WORK REQUEST
The reply should be an exact repeat of the listing, with no pictures in it.

________________________________________

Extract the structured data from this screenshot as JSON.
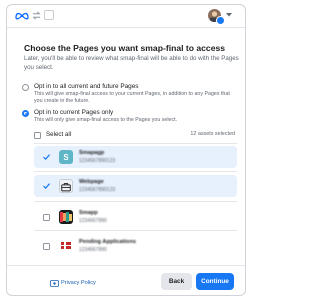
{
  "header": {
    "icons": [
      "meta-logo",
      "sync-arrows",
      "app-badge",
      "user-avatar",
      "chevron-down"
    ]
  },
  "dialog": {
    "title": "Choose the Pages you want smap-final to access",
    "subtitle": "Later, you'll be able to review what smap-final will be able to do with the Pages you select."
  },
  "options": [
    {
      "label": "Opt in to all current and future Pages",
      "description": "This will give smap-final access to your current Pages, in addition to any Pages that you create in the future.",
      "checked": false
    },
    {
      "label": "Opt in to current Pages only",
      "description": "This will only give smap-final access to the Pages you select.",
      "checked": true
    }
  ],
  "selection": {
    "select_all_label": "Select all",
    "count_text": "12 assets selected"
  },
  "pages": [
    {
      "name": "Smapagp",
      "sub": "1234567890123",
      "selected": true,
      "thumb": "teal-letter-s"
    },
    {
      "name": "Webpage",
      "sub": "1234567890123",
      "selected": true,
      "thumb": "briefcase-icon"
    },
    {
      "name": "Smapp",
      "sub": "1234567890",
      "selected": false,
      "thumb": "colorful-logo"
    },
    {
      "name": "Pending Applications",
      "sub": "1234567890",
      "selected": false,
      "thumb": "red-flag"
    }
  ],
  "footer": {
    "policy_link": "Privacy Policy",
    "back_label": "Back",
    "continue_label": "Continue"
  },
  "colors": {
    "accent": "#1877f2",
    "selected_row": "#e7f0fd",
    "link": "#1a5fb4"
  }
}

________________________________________

SOLVED EXERCISE
Extract the structured data from this screenshot as JSON.
{
  "header": {
    "icons": [
      "meta-logo",
      "sync-arrows",
      "app-badge",
      "user-avatar",
      "chevron-down"
    ]
  },
  "dialog": {
    "title": "Choose the Pages you want smap-final to access",
    "subtitle": "Later, you'll be able to review what smap-final will be able to do with the Pages you select."
  },
  "options": [
    {
      "label": "Opt in to all current and future Pages",
      "description": "This will give smap-final access to your current Pages, in addition to any Pages that you create in the future.",
      "checked": false
    },
    {
      "label": "Opt in to current Pages only",
      "description": "This will only give smap-final access to the Pages you select.",
      "checked": true
    }
  ],
  "selection": {
    "select_all_label": "Select all",
    "count_text": "12 assets selected"
  },
  "pages": [
    {
      "name": "Smapagp",
      "sub": "1234567890123",
      "selected": true,
      "thumb": "teal-letter-s"
    },
    {
      "name": "Webpage",
      "sub": "1234567890123",
      "selected": true,
      "thumb": "briefcase-icon"
    },
    {
      "name": "Smapp",
      "sub": "1234567890",
      "selected": false,
      "thumb": "colorful-logo"
    },
    {
      "name": "Pending Applications",
      "sub": "1234567890",
      "selected": false,
      "thumb": "red-flag"
    }
  ],
  "footer": {
    "policy_link": "Privacy Policy",
    "back_label": "Back",
    "continue_label": "Continue"
  },
  "colors": {
    "accent": "#1877f2",
    "selected_row": "#e7f0fd",
    "link": "#1a5fb4"
  }
}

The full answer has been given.